The United States Supreme Court on Monday in its decision in AT & T Corp. v. Hulteen perpetuated the decades-in-accruing harms of pregnancy discrimination. The Court ruled 7-2 that working women must continue to bear the harm and the lower pension benefits inflicted by systematic pregnancy discrimination prior to enactment of the Pregnancy Discrimination Act in 1979. 

The case arose from the method by which AT & T calculated service credit time toward determining an employee's pension benefits. Basically, an employee received service credit time toward his or her pension for all leaves of absence caused by medical conditions, except those caused by pregnancy. The plaintiffs, four women who were or are life-long employees of AT & T, claimed that this method exclusing pregnancy leave from the calculation of service credit time discriminates against them based on their female sex.

The Court rejected their argument based principally on its 1976 decision in General Electric Company v. Gilbert, 429 U.S. 125 (1976), which held that a disability benefit plan excluding disabilities related to pregnancy was not sex-based discrimination within the meaning of Title VII. The Gilbert decision departed from the decision of every appeals court that had ruled on the issue. Just two years later, Congress enacted the Pregnancy Discrimination Act "so as to make clear that it is discriminatory to treat pregnancy-related conditions less favorably than other medical conditions."

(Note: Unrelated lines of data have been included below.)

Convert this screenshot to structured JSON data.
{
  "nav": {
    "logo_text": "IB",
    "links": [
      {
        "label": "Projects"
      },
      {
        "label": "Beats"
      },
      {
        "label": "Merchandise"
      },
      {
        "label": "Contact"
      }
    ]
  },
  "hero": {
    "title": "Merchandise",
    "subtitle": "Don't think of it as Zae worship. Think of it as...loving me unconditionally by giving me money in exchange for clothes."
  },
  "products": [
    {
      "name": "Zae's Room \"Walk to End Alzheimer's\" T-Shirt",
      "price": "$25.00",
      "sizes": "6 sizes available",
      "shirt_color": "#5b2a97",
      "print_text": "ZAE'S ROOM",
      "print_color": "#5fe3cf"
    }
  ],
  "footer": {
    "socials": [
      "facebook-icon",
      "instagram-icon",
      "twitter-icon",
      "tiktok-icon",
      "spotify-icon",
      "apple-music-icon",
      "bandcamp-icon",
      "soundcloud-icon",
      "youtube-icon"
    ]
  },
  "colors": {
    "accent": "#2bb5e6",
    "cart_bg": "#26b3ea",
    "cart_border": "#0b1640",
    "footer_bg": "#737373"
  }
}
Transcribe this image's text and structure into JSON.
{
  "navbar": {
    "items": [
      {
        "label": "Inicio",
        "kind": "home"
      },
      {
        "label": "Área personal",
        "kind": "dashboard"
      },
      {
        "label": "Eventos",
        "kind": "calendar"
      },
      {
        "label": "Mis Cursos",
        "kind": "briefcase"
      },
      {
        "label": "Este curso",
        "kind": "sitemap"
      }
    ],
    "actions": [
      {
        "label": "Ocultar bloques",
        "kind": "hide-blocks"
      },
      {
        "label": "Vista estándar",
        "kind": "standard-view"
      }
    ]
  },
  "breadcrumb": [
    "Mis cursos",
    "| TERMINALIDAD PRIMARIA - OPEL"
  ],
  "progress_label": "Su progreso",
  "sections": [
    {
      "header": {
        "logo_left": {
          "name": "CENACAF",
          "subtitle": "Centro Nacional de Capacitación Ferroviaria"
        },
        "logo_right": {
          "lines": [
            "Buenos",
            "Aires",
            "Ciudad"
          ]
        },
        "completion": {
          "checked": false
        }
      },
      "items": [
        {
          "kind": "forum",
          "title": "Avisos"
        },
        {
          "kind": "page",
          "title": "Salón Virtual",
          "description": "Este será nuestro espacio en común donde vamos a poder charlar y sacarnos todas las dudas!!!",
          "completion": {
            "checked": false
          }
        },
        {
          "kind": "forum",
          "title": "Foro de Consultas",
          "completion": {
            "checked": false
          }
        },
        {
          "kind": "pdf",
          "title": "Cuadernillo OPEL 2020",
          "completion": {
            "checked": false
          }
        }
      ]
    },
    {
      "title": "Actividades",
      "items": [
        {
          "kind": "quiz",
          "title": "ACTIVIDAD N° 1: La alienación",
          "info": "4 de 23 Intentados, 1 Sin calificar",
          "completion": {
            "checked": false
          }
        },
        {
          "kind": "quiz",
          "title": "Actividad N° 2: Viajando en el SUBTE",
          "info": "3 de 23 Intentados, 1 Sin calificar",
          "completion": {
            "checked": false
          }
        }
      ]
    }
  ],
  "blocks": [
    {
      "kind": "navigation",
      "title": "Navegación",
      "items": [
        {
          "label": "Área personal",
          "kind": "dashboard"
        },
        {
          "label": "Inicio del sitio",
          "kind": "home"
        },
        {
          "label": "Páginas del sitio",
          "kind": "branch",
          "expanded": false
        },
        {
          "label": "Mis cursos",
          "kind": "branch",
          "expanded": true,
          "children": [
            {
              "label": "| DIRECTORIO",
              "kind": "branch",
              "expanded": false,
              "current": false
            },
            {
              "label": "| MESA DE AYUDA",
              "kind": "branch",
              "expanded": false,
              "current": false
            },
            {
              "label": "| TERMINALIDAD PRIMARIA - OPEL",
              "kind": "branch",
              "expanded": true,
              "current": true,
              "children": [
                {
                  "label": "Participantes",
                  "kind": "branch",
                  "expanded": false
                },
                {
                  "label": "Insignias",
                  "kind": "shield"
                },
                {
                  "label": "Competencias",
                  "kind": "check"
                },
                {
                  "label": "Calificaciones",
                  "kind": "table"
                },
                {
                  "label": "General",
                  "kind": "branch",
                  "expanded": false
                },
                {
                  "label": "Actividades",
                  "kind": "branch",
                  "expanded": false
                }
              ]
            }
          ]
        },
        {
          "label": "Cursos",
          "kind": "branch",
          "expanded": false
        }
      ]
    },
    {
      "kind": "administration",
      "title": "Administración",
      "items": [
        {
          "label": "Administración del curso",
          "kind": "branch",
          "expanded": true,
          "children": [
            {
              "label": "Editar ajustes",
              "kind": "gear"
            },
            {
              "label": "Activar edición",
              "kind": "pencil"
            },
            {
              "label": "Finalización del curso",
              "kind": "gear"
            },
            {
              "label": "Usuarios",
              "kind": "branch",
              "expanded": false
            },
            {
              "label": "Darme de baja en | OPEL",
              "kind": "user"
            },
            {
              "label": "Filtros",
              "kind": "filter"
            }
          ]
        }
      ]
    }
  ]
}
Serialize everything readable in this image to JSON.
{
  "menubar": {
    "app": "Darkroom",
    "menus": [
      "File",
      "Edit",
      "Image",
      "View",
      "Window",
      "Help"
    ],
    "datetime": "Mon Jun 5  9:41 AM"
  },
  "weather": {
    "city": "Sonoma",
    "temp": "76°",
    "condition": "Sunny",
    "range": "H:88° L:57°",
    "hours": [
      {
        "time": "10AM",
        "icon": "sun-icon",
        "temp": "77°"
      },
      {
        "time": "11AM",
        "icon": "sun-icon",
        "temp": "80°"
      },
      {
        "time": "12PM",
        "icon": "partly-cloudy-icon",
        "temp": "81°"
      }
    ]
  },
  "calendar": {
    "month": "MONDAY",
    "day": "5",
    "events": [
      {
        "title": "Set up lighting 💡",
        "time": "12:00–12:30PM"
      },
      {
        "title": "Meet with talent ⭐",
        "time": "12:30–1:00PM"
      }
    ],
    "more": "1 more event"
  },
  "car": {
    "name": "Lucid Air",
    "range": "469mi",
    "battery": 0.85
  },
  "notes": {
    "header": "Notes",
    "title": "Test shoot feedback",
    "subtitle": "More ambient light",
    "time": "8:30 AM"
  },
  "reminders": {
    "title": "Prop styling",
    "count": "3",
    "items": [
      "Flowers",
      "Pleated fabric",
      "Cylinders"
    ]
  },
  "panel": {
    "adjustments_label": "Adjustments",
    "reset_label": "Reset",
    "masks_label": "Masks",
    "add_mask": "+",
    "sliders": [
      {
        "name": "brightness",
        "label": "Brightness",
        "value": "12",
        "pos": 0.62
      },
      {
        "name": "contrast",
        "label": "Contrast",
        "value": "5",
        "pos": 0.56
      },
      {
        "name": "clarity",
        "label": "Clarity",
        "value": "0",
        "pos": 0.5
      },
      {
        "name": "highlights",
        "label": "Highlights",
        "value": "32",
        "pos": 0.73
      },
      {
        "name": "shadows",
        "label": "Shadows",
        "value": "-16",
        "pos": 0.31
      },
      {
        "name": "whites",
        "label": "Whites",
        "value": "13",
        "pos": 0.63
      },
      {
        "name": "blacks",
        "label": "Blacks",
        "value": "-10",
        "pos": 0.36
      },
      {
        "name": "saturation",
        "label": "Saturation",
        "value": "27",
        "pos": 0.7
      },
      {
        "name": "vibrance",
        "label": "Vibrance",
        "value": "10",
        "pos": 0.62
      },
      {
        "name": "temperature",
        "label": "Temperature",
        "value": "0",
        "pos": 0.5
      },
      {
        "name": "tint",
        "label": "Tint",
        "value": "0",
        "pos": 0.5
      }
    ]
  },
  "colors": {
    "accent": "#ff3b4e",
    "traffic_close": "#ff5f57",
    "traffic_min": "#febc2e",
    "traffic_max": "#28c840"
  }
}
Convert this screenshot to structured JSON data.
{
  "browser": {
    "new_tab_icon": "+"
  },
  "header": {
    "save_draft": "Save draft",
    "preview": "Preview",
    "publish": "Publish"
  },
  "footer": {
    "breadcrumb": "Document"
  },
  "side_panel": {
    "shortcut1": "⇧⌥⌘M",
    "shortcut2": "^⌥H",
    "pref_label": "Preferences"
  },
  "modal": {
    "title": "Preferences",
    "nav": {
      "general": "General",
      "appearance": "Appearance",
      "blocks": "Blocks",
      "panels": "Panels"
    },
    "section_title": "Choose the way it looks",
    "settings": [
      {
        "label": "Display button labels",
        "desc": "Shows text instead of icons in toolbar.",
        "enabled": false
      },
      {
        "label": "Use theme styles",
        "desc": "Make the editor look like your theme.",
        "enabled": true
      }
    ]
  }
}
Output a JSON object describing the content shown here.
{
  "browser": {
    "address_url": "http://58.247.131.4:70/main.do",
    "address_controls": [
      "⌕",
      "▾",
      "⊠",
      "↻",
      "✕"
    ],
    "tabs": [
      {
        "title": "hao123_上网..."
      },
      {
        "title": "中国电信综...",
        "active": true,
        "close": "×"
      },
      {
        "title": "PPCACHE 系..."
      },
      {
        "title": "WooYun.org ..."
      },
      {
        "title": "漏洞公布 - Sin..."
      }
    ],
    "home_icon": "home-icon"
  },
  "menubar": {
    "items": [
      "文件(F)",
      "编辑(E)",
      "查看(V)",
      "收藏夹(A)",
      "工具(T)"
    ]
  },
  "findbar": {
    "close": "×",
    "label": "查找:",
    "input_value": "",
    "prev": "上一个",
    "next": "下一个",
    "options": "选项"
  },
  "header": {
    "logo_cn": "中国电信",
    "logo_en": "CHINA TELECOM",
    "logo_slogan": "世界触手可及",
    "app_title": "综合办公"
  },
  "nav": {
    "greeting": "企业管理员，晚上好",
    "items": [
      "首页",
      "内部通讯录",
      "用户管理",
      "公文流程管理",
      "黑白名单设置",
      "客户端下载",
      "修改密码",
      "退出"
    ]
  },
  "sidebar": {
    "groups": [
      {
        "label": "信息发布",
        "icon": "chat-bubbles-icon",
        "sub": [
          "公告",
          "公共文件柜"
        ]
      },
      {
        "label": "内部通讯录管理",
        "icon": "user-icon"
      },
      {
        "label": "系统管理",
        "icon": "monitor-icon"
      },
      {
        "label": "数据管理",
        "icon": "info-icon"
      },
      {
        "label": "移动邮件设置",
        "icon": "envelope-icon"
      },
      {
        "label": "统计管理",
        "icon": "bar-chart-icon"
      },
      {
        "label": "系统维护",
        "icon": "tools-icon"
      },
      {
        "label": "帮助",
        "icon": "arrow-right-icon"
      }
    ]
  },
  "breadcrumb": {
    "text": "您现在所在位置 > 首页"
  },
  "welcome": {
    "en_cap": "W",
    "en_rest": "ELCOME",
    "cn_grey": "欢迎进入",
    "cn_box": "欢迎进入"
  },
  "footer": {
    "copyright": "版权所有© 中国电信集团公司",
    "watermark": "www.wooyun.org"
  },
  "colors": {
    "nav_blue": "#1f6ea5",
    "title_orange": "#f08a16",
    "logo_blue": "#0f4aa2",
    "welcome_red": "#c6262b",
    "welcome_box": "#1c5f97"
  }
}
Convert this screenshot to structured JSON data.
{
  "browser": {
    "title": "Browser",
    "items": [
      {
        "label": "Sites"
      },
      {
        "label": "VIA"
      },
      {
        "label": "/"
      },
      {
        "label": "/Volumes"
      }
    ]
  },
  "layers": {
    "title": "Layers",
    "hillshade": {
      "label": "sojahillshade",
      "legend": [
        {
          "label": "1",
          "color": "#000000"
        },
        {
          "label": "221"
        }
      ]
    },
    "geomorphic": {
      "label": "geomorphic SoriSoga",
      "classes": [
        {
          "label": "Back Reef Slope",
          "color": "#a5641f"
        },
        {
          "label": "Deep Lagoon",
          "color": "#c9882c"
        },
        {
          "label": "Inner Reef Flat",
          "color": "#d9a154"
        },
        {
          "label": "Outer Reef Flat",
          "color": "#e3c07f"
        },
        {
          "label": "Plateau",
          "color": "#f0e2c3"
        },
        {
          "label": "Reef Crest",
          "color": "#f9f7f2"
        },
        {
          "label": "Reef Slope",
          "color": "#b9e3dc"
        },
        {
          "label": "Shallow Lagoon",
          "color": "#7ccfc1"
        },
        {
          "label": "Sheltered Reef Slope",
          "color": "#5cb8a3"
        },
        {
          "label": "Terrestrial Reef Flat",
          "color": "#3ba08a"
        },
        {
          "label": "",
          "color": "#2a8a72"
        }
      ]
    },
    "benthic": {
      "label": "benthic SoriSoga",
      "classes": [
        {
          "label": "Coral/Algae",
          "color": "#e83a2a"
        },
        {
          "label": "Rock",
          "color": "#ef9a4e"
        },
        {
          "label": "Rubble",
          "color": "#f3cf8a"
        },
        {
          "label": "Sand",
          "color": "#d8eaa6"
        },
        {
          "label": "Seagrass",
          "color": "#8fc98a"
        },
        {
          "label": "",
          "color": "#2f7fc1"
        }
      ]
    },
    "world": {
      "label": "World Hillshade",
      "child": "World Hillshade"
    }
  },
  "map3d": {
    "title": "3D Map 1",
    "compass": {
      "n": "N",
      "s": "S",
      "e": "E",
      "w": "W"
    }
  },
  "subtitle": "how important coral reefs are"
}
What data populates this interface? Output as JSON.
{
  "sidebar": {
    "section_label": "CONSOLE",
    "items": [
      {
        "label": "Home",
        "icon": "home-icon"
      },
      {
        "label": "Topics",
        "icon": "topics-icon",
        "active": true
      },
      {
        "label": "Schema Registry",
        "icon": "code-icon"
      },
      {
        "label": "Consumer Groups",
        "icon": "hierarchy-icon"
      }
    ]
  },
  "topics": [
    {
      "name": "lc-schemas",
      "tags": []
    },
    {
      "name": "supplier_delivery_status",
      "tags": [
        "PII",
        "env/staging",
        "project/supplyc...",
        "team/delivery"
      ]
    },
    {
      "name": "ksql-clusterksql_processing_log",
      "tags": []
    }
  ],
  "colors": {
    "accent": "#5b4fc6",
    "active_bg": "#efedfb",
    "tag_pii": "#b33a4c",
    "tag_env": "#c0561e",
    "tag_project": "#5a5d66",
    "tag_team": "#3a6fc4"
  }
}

But the Court ruled that the Pregnancy Discrimination Act did not help, because the Court majority held that the PDA applied only prospectively and did not ameliorate the discriminatory practices that Gilbert sanctioned. And so 31 years after the PDA was enacted, the Supreme Court disregards Congress's efforts to correct the Gilbert decision and perpetuates the discrimination that the PDA was intended to eliminate.